Over at Soft Skull Press, Richard Eoin Nash offers some context on the politics of Tintin, in the form of an excerpt from the book, Tintin and the Secret of Literature. (It was first published in the UK by Granta; Soft Skull will offer the U.S. edition.) When the book was written, Tintin in the Congo had apparently not yet been translated to English. It looks like a very interesting book. The excerpt acknowledges Tintin’s right-wing origins but then cites a swing to the left:
But almost as soon as this right-wing tendency gets going it becomes shadowed by a left-wing counter-tendency. In Tintin in America, which he published in book form in 1932, Herge bitingly satirises capitalist mass-production and American racism (the English translation has been softened: what the small-town bank clerk really tells the police who turn up after a heist is: ‘We immediately lynched seven Negroes’ – not ‘hoboes’ – ‘but the culprit got away.’). In The Blue Lotus Tintin snaps the cane with which an American oil magnate has been beating a Chinese rickshaw driver, exclaiming ‘Brute!

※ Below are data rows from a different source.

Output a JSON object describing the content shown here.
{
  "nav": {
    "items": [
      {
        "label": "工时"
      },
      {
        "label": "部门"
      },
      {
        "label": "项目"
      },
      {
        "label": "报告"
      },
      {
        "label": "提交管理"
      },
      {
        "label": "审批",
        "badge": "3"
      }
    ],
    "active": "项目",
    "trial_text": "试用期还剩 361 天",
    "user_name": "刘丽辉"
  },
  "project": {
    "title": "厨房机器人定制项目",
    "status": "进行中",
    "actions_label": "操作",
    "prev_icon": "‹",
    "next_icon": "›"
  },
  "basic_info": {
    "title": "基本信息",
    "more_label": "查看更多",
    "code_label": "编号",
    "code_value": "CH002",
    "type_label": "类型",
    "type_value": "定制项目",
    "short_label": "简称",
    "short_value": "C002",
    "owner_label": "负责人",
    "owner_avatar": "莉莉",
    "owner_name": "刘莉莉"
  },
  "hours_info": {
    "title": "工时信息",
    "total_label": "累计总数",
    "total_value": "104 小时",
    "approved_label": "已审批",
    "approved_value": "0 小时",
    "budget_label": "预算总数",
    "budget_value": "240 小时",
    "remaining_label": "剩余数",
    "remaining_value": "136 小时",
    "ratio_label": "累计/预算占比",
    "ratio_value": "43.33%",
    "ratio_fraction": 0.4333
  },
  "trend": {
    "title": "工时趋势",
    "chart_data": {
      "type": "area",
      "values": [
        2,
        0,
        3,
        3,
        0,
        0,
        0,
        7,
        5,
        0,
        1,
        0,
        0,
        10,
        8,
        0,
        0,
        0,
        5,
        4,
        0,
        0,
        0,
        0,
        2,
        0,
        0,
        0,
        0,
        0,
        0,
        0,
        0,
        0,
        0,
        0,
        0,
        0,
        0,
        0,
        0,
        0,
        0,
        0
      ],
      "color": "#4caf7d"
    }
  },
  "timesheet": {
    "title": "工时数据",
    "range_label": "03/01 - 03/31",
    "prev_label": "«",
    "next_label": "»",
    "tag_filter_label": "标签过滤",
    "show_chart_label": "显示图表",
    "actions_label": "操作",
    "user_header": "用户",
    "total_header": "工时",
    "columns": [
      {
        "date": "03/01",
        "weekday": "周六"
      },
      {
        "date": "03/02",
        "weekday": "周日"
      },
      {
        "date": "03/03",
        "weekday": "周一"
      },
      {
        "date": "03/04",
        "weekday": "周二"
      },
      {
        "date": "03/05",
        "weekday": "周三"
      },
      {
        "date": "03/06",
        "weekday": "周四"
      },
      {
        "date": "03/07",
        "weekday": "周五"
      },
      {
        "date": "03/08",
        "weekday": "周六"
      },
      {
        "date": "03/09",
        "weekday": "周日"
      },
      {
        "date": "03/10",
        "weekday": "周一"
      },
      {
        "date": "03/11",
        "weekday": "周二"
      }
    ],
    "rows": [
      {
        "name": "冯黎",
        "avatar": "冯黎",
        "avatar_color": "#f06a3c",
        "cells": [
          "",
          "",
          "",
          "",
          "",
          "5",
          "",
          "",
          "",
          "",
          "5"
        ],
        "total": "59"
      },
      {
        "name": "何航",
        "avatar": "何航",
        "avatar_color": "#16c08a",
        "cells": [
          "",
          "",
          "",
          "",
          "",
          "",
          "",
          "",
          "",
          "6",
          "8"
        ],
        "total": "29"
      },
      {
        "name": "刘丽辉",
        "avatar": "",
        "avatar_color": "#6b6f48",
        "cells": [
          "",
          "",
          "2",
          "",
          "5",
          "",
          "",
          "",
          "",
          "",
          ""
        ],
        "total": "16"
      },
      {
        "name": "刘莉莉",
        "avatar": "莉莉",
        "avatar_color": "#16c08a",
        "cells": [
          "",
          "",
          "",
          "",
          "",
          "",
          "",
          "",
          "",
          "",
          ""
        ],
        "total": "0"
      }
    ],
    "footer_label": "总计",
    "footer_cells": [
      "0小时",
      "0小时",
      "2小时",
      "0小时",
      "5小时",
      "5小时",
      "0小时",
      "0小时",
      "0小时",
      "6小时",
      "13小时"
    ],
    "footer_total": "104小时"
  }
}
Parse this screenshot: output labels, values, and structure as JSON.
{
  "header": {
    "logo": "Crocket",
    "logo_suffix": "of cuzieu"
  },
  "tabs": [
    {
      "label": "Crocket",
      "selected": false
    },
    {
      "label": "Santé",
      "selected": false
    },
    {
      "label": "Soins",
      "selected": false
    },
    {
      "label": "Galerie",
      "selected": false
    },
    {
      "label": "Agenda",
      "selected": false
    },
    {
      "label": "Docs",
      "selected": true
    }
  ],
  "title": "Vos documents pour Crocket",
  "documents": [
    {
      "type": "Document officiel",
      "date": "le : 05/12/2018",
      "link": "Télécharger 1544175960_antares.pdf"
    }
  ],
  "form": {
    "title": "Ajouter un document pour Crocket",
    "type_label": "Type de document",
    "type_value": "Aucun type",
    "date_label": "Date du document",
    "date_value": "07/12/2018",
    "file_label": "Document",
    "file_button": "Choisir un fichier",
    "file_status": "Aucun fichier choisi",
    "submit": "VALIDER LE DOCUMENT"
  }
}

Your conduct is disgraceful, Sir!’
In my memory, the visual racial stereotypes continued unabated — but, of course, those were different times.
That does it. I’m going to dig up my old box of Tintins and read them with a gimlet eye.